One of my favorite New Yorker cartoons was drawn in 1993 by Robert Mankoff.
It shows an executive at his desk, fielding a telephone call from someone who wants to meet him. “No, Thursday’s out” he replies to the caller, adding, “How about never? Is never good for you?” Today, that cartoon hits especially close to home.
Even in the best of times, it happens: You call or email an executive, and they either don’t bother to answer or they give you the “I’m very tied up with other things right now” response. Now, when many organizations are dealing with urgent challenges and even existential threats to their survival, the problem is compounded.
Some of my clients are making the situation even worse than it has to be. They assume that the clients they serve don’t want to be bothered and don’t have any money to spend. This attitude creates a self-fulfilling prophesy. If you believe this, you won’t be anywhere near as proactive as you should be in reaching out to clients on a regular basis, and you may even preemptively give unasked-for discounts—I’ve seen both behaviors in the last two months.
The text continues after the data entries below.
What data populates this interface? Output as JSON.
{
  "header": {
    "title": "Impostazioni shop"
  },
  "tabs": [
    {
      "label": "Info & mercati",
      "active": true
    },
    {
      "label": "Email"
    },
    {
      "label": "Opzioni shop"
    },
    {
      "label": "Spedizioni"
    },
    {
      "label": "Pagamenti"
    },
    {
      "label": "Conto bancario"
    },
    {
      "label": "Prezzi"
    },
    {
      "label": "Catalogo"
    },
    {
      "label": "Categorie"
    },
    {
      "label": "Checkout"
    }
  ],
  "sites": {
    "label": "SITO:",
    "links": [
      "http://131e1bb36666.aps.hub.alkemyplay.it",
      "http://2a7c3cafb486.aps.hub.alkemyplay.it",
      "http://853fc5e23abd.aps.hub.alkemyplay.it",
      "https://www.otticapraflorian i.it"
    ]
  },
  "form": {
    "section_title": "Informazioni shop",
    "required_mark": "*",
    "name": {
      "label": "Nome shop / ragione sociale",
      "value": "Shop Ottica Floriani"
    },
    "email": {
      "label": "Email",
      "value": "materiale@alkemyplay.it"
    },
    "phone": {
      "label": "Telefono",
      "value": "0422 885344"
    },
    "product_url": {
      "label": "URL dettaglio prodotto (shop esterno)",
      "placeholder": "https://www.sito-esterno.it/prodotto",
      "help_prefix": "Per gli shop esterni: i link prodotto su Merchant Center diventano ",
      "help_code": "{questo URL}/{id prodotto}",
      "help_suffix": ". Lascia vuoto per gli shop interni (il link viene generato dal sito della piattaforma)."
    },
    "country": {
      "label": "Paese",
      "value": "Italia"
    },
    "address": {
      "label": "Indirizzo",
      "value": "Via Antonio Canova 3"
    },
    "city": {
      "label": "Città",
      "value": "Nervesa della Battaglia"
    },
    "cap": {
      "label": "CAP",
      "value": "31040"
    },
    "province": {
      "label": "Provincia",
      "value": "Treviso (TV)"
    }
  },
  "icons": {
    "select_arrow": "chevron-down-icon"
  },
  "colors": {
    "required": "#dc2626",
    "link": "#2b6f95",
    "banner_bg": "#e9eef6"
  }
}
I can’t reprint Mankoff’s cartoon, but I can print one from my new book, It Starts with Clients—it’s from Week 13: Build Senior Executive Relationships (drawn by the very talented Elizabeth Cupich):
Here are eight ideas for dealing with clients who are unresponsive:
1. Reflect on why they aren’t responding—but don’t lose sleep over it. Sometimes—and especially right now—clients are just too busy with other short-term priorities. Because they are getting potentially 200-400 emails a day, if this is the case they may just ignore your message. But, they might not be responsive for other reasons. Perhaps they don’t perceive you/your firm as having the capabilities they need right now (see point 3, below). Possibly, they feel they have no budget for you and so there’s nothing to talk about—but of course, it’s also true that for the right product or solution, they might be able to come up with the budget. Regardless of the reason, however, don’t just give up.
2. Change your attitude. If you’re good at what you do, then you have insights and solutions that your clients need. Are you really “bothering them” to share ideas for addressing important challenges they face?
3. Send a short email twice a month with value-added ideas and stories. Put yourself in your client’s or prospect’s shoes. Based on what you know about them and their business—and about what similar clients are grappling with—write down a list of the most challenging issues you think they are facing right now. For each issue, come up with three to five ideas. Draw these from your own experiences, brainstorm them with your team, and/or do some online research to get your creative juices moving. You’ve now got the raw material for a series of emails that you can send over the next three or four months (e.g., cite the issue, share your ideas/client stories/etc.). One of them may very well resonate, and you’ll get a positive response. Worst case: none of them elicit interest, but the receiving executive can’t help but get the impression you are being helpful and proactive—even if they don’t feel that any of the specific ideas are suitable right now.
4. In your communications, change your narrative voice from “I” to “You.” Talk about things from your client’s perspective, not yours. For example, Instead of “I’d like to share with you a proven solution we have for assessing and improving the customer experience,” say, “I thought of you, recently, while reviewing some very successful work we just completed with a client on transforming their customer experience. Their experience suggests some interesting strategies that I think might be very relevant for you.”
5. Find out what’s going on from another executive in the organization. Who else do you know in the organization? Maybe you can glean some intelligence about the person you’re trying to connect with.
6. Reconnect on a non-commercial issue. This could include—if appropriate—suggesting a conversation to just catch up personally, a research project you are doing, an article you’re writing, a non-profit interest, an introduction you’d like to make for them, and so on.
7. If you’re waiting to hear back about the follow-up from a recent meeting or a proposal you submitted, don’t act desperate or needy. If the business development process suddenly goes cold, try to find out why. But if, after several inquiries, your client doesn’t respond, then send a polite email or handwritten note inviting them to reconnect if and when the issue under discussion becomes a priority for them again.
8. Don’t give up, especially if it’s a high-value client or prospect. I’ve played tag in some cases for years with a potential client, finally landing a major engagement when all the stars had aligned. Don’t spend huge amounts of time pursuing executives who clearly aren’t interested, but for the right client, be willing to invest. Remember my maxim: Treat a prospect like they’re already a client, and they may very well become one.
If you’d like to learn more strategies to grow your client relationships and revenues, get a copy of my new book, It Starts with Clients, Readers have been truly enthusiastic about it. It gives you the precise strategies–and action steps–needed to master 14 essential client development challenges and grow your client base in any market conditions. You can buy it here, and also join my 100-Day Client Growth Challenge.
All the best—and please stay safe and well.